Hypothesis: Escin, a monodesmosidic triterpenoid saponin, was shown previously to form viscoelastic interfaces with a very high dilatational and surface shear storage modulus. This is expected to be due to the arrangement of Escin into 2D disordered soft viscoelastic solid interfacial structures, which results in turn in a distribution of relaxation times. Experiments: The responses to dilatational and surface shear deformations of Escin-stabilized air-water interfaces were studied, both in the linear viscoelastic (LVE) and non-linear (NLVE) regime. Step relaxation and amplitude sweeps were performed in dilatation experiments. For surface shear, amplitude sweeps and creep recovery experiments were performed. Findings: Escin stabilized-interfaces displayed a highly non-linear behavior in dilatation as seen in the Lissajous plots. In large oscillatory shear the Lissajous curves had a rhomboidal shape, indicating intracycle yielding and recovery, typical of glassy systems. The relaxation of the interface showed stretched exponential behavior, with stretched exponents typical of disordered solids with dynamic heterogeneity. The use of surface rheological measurements beyond the commonly measured LVE regime clearly has provided new insights into the behavior of these interfaces and their microstructure.

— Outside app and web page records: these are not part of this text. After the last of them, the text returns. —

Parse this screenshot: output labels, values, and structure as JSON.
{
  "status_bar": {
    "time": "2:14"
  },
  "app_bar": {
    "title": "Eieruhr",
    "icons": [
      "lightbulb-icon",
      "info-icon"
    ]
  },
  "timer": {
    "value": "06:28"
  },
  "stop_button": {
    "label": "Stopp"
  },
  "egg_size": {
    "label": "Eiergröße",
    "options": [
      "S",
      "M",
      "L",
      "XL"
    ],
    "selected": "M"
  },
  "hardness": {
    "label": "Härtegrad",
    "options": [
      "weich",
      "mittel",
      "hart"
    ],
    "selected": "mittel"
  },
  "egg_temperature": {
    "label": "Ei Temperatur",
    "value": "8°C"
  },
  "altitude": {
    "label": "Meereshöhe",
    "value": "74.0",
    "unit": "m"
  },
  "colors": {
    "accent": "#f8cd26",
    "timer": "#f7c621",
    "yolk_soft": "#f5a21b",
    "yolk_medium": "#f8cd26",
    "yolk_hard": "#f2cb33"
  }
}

These results highlight the need to reconsider other complex interfaces as disordered solids and not as 2D homogenous viscoelastic fluids.
- Interfacial rheology
- Non-linear Viscoelastic (NLVE) regime
- Stretched exponential